→ **PROBLEM DETAILS**: Say how many lines in the entries below mention "Apply", with no other words.

━━━━━ EXTRACTED ENTRIES ━━━━━

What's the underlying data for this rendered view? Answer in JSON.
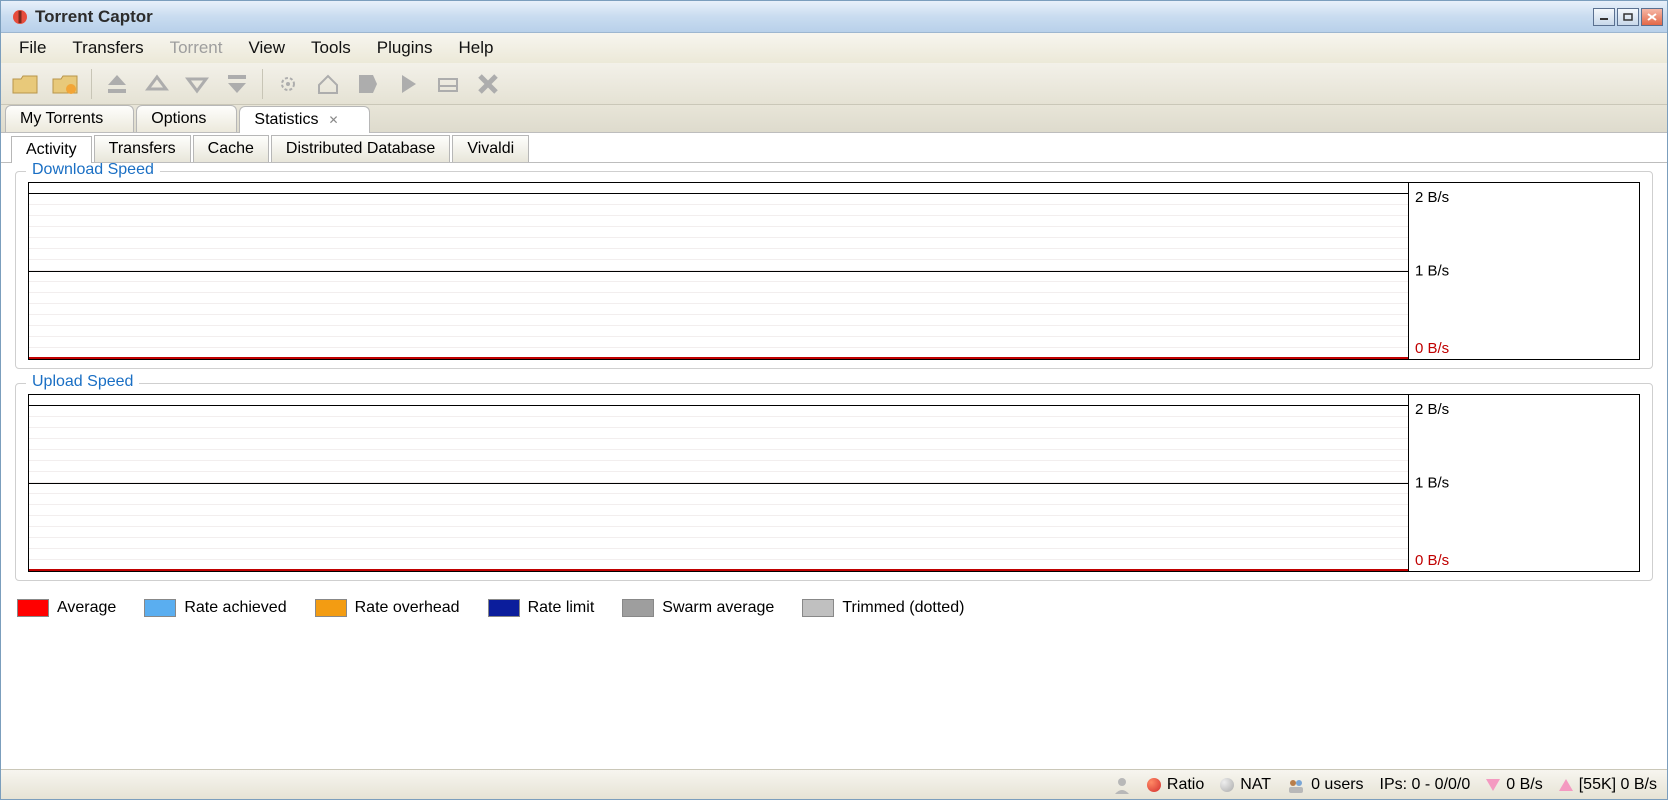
{
  "window": {
    "title": "Torrent Captor"
  },
  "menu": {
    "items": [
      "File",
      "Transfers",
      "Torrent",
      "View",
      "Tools",
      "Plugins",
      "Help"
    ],
    "disabled_index": 2
  },
  "primary_tabs": {
    "items": [
      "My Torrents",
      "Options",
      "Statistics"
    ],
    "active_index": 2,
    "closable_index": 2
  },
  "sub_tabs": {
    "items": [
      "Activity",
      "Transfers",
      "Cache",
      "Distributed Database",
      "Vivaldi"
    ],
    "active_index": 0
  },
  "charts": {
    "download": {
      "title": "Download Speed",
      "y_ticks": [
        "2 B/s",
        "1 B/s",
        "0 B/s"
      ]
    },
    "upload": {
      "title": "Upload Speed",
      "y_ticks": [
        "2 B/s",
        "1 B/s",
        "0 B/s"
      ]
    }
  },
  "legend": [
    {
      "label": "Average",
      "color": "#ff0000"
    },
    {
      "label": "Rate achieved",
      "color": "#5aaef0"
    },
    {
      "label": "Rate overhead",
      "color": "#f39c12"
    },
    {
      "label": "Rate limit",
      "color": "#0b1d9c"
    },
    {
      "label": "Swarm average",
      "color": "#9e9e9e"
    },
    {
      "label": "Trimmed (dotted)",
      "color": "#c0c0c0"
    }
  ],
  "status": {
    "ratio_label": "Ratio",
    "nat_label": "NAT",
    "users": "0 users",
    "ips": "IPs: 0 - 0/0/0",
    "down_rate": "0 B/s",
    "up_rate": "[55K] 0 B/s"
  },
  "chart_data": [
    {
      "type": "line",
      "title": "Download Speed",
      "series": [],
      "ylabel": "B/s",
      "ylim": [
        0,
        2
      ],
      "y_ticks": [
        0,
        1,
        2
      ]
    },
    {
      "type": "line",
      "title": "Upload Speed",
      "series": [],
      "ylabel": "B/s",
      "ylim": [
        0,
        2
      ],
      "y_ticks": [
        0,
        1,
        2
      ]
    }
  ]
}
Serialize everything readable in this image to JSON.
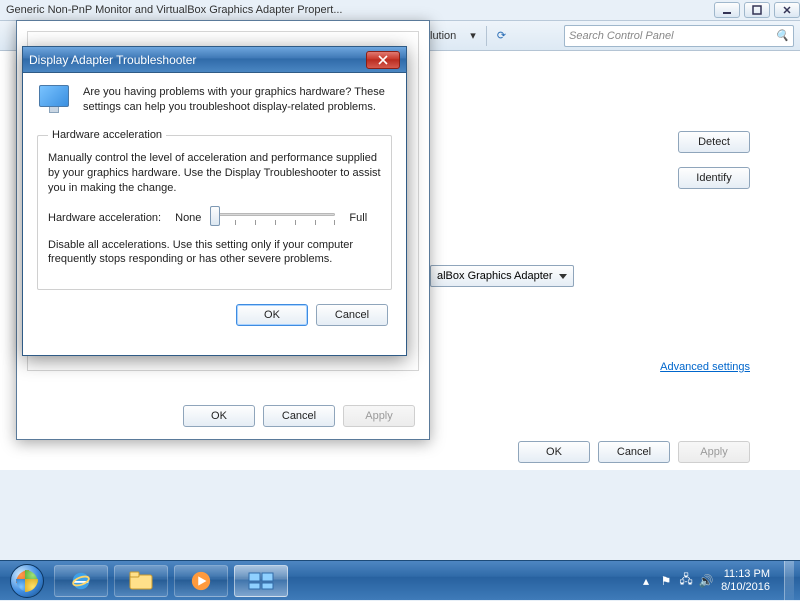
{
  "caption": {
    "title": "Generic Non-PnP Monitor and VirtualBox Graphics Adapter Propert..."
  },
  "control_panel": {
    "breadcrumb_last": "lution",
    "search_placeholder": "Search Control Panel",
    "detect": "Detect",
    "identify": "Identify",
    "adapter_label": "alBox Graphics Adapter",
    "advanced": "Advanced settings",
    "ok": "OK",
    "cancel": "Cancel",
    "apply": "Apply"
  },
  "props": {
    "ok": "OK",
    "cancel": "Cancel",
    "apply": "Apply"
  },
  "ts": {
    "title": "Display Adapter Troubleshooter",
    "intro": "Are you having problems with your graphics hardware? These settings can help you troubleshoot display-related problems.",
    "group": "Hardware acceleration",
    "group_text": "Manually control the level of acceleration and performance supplied by your graphics hardware. Use the Display Troubleshooter to assist you in making the change.",
    "slider_label": "Hardware acceleration:",
    "slider_none": "None",
    "slider_full": "Full",
    "desc": "Disable all accelerations. Use this setting only if your computer frequently stops responding or has other severe problems.",
    "ok": "OK",
    "cancel": "Cancel"
  },
  "taskbar": {
    "time": "11:13 PM",
    "date": "8/10/2016"
  }
}
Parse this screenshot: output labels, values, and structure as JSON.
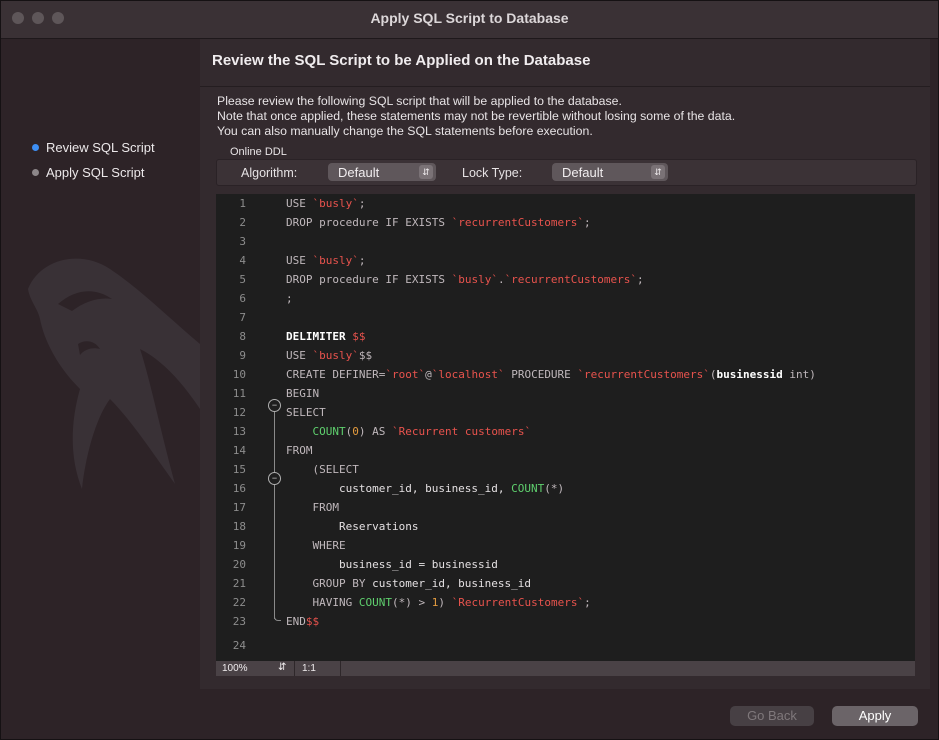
{
  "window": {
    "title": "Apply SQL Script to Database"
  },
  "sidebar": {
    "steps": [
      {
        "label": "Review SQL Script",
        "active": true
      },
      {
        "label": "Apply SQL Script",
        "active": false
      }
    ]
  },
  "main": {
    "heading": "Review the SQL Script to be Applied on the Database",
    "description": [
      "Please review the following SQL script that will be applied to the database.",
      "Note that once applied, these statements may not be revertible without losing some of the data.",
      "You can also manually change the SQL statements before execution."
    ],
    "online_ddl": {
      "label": "Online DDL",
      "algorithm_label": "Algorithm:",
      "algorithm_value": "Default",
      "lock_type_label": "Lock Type:",
      "lock_type_value": "Default"
    }
  },
  "editor": {
    "lines": [
      {
        "n": "1"
      },
      {
        "n": "2"
      },
      {
        "n": "3"
      },
      {
        "n": "4"
      },
      {
        "n": "5"
      },
      {
        "n": "6"
      },
      {
        "n": "7"
      },
      {
        "n": "8"
      },
      {
        "n": "9"
      },
      {
        "n": "10"
      },
      {
        "n": "11"
      },
      {
        "n": "12"
      },
      {
        "n": "13"
      },
      {
        "n": "14"
      },
      {
        "n": "15"
      },
      {
        "n": "16"
      },
      {
        "n": "17"
      },
      {
        "n": "18"
      },
      {
        "n": "19"
      },
      {
        "n": "20"
      },
      {
        "n": "21"
      },
      {
        "n": "22"
      },
      {
        "n": "23"
      },
      {
        "n": "24"
      }
    ],
    "code": {
      "l1": [
        "USE ",
        "`busly`",
        ";"
      ],
      "l2": [
        "DROP procedure IF EXISTS ",
        "`recurrentCustomers`",
        ";"
      ],
      "l4": [
        "USE ",
        "`busly`",
        ";"
      ],
      "l5": [
        "DROP procedure IF EXISTS ",
        "`busly`",
        ".",
        "`recurrentCustomers`",
        ";"
      ],
      "l6": [
        ";"
      ],
      "l8": [
        "DELIMITER ",
        "$$"
      ],
      "l9": [
        "USE ",
        "`busly`",
        "$$"
      ],
      "l10": [
        "CREATE DEFINER=",
        "`root`",
        "@",
        "`localhost`",
        " PROCEDURE ",
        "`recurrentCustomers`",
        "(",
        "businessid",
        " int)"
      ],
      "l11": [
        "BEGIN"
      ],
      "l12": [
        "SELECT"
      ],
      "l13": [
        "    ",
        "COUNT",
        "(",
        "0",
        ") AS ",
        "`Recurrent customers`"
      ],
      "l14": [
        "FROM"
      ],
      "l15": [
        "    (SELECT"
      ],
      "l16": [
        "        customer_id, business_id, ",
        "COUNT",
        "(*)"
      ],
      "l17": [
        "    FROM"
      ],
      "l18": [
        "        Reservations"
      ],
      "l19": [
        "    WHERE"
      ],
      "l20": [
        "        business_id = businessid"
      ],
      "l21": [
        "    GROUP BY ",
        "customer_id, business_id"
      ],
      "l22": [
        "    HAVING ",
        "COUNT",
        "(*) > ",
        "1",
        ") ",
        "`RecurrentCustomers`",
        ";"
      ],
      "l23": [
        "END",
        "$$"
      ]
    }
  },
  "statusbar": {
    "zoom": "100%",
    "position": "1:1"
  },
  "footer": {
    "go_back_label": "Go Back",
    "apply_label": "Apply"
  },
  "colors": {
    "string": "#e8534d",
    "number": "#e39b3f",
    "function": "#5fd06e",
    "active_step": "#3d8ef3"
  }
}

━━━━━

→ **COMPLETED TASK**: 5